By Courtney Ley
I decided to head to the Adirondacks over the weekend to see how things were fairing after the recent thaw. I wanted to do a lot of climbing, so it only made sense to hire Alex Wakeman as my climbing partner. A young buck from Saratoga, he climbs night and day. When you are done blowing your arms out all day on steep ice, it’s never time to relax for Alex. It’s time to go blow out your legs on a nighttime alpine route. Even after you’ve warmed up and had a good meal and a beer. I’ve never spent time with anyone else that has his motivation to climb and I knew it would be tough to keep up with him. There was no question that I’d have a great time with his company. The question was, what would we find for ice conditions after a few days of temperatures the 40′s and 50′s.
I arrived at the Chapel Pond parking lot at 5pm on Friday evening and caught a glimpse across the lake before darkness set in. The pond was open water and the cliffs no doubt had seen some warm temperatures. Once Alex pulled up, we wasted no time. Ten minutes later with headlamps donned, we were on our way to Chouinard’s Gully. The ice was great in the gully and the evening was warm and comfortable.
Jeremy Haas joined us the next day and we headed over to Cascade Pass, but unfortunately the Sisters were too lean and the Quarry was looking too wet and detached. (Sorry, I didn’t take any photos!) So back at Chapel Pond, we climbed Lions on the Beach center, left of center, right of center, left of left and every which way.
The scene was quiet, fun and relaxed with only a few of the seasoned locals and friends out for the day. After awhile, it was my time to pull some weight, so we headed over to Crystal Ice Tower and I led some steep ice for the first time this season. Crystal Ice Tower was good, as were the pitches above.
Photo by Alex Wakeman
The evening rolled in, we said goodbye to Jeremy and it was time for dinner and a beer. I knew I shouldn’t get too comfortable because before long, Alex was plotting our next objective. A nighttime ascent of The Cascade. Even with a good burger in our stomachs and the fireplace roaring in the Ausable Inn, I found us later in the parking lot back at the cold and windy Cascade Pass ready to roll. The prospect of a long WI2 ice line up a drainage, through clefts, slots and wooded ridges that all led to a summit tugged at my alpine heart and I couldn’t refuse. Unfortunately, the route needed more time to refreeze and after climbing the initial step, we ran into a gushing waterfall at the top of the first pitch.
But things are on the mend and on Sunday as we drove through the Pass, I saw some climbers on the route and it looked much better than the previous night. Even Roaring Brook on Friday was open water, but by the time I was driving home on Sunday, it was a lot quieter and slower.
The aborted mission on The Cascade

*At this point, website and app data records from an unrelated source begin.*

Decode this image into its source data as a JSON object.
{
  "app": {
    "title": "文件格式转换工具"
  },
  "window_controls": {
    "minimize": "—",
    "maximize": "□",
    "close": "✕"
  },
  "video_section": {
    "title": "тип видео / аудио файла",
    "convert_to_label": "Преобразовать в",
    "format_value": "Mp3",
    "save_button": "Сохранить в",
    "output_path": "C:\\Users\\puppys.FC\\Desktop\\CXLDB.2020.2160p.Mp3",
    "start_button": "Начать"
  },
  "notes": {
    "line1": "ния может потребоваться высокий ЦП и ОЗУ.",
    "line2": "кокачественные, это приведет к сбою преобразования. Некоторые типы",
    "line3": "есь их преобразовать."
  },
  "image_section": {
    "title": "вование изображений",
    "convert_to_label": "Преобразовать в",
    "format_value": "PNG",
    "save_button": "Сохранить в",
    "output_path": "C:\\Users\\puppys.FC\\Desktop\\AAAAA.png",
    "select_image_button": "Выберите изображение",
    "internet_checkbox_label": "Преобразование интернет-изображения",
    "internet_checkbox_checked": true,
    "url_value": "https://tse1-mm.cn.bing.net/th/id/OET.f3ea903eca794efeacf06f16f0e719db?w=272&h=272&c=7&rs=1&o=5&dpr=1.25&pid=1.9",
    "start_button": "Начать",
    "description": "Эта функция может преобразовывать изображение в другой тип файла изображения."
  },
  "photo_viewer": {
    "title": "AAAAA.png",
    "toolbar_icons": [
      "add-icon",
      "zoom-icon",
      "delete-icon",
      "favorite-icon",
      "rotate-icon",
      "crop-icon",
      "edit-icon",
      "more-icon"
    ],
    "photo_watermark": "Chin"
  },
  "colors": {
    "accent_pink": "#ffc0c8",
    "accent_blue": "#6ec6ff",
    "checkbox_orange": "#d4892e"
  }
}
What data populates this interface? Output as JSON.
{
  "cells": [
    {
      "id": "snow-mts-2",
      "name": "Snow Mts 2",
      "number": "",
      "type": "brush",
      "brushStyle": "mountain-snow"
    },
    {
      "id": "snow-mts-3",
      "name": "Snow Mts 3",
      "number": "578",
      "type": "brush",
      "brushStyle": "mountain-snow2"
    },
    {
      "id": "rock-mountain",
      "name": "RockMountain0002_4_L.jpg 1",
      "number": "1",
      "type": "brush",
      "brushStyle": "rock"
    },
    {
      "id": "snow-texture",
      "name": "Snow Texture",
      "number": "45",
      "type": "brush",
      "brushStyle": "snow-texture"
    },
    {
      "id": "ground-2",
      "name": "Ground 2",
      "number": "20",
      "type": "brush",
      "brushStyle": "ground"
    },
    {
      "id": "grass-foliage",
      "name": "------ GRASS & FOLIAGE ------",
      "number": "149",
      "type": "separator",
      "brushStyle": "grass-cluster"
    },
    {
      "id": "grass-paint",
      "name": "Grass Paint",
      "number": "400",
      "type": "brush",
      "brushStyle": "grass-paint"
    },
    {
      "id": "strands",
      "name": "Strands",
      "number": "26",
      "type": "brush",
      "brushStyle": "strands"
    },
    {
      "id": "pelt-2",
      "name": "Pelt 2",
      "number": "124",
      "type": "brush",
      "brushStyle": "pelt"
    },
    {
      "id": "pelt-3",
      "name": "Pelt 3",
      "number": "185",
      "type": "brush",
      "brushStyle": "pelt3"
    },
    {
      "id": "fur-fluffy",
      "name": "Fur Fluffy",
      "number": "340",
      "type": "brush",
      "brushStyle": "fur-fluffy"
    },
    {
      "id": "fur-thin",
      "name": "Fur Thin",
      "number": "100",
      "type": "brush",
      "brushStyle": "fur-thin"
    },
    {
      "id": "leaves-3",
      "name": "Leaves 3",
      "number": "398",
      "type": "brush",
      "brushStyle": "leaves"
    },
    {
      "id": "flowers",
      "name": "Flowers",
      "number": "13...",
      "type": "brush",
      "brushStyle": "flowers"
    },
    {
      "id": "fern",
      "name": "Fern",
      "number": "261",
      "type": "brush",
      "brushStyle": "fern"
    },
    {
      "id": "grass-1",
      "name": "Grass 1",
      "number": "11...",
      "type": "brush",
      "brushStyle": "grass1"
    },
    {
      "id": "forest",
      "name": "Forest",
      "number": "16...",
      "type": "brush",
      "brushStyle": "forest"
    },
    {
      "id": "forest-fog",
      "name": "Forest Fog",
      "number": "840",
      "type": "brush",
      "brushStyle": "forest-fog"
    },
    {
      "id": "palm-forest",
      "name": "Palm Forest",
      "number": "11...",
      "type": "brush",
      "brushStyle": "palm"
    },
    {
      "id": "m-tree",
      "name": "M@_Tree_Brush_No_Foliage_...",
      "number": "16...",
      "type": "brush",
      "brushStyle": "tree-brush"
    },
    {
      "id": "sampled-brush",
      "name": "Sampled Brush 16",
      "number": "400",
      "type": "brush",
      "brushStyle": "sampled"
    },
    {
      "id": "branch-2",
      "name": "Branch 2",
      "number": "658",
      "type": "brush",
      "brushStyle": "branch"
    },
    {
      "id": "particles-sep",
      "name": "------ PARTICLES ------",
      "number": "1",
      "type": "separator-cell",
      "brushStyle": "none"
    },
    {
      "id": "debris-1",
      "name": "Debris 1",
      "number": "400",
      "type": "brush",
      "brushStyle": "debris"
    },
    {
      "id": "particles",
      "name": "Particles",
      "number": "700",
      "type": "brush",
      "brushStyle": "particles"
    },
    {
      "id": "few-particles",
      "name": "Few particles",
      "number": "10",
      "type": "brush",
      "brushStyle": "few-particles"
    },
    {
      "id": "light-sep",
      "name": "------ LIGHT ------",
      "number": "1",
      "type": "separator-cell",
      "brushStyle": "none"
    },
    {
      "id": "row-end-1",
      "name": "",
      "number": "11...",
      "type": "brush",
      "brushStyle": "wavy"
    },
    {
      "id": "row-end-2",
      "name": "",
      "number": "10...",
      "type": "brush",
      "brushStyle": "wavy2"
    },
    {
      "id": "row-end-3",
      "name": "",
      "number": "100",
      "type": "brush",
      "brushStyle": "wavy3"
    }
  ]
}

It was 8pm when we were back at the car and it took some arm twisting to convince Alex -not- to climb any more that night. I knew laps on Chouinards until midnight was on his mind. Instead, we settled in for an early start on Sunday. I was hoping Multiplication Gully was in decent shape so we went to check it out first thing the next morning. But it wasn’t quite there yet so I just snapped a conditions photo and Alex drove us to the North Face of Pitchoff. I haven’t spent much time climbing ice in the Adirondacks. I grew up and spent the first 20 years of my life in New York, but I wasn’t introduced to climbing until I landed in New Hampshire. I consider New York as my hometown still, and was psyched to get the tour and go to some ADK ice venues for the first time. This included the North Face of Pitchoff. We opted for Weeping Winds, which was in fine shape with a lot of options.
Multi Gully. Not yet.
Overall, things are looking up for late this week and into next weekend. The weather is calling for cold temperatures and snow showers every day. For the Keene Valley area, check out Ian’s latest condition post HERE and other NEice members reports on the conditions page and photo page.
P3 of Weeping Winds
Photo by Alex Wakeman
After I left Alex for the drive home at 5pm, I wondered if in ten minutes he’d be putting on his headlamp and going after the next piece of ice.
Photos by Courtney and Alex. Click on thumbnails to enlarge. Do it!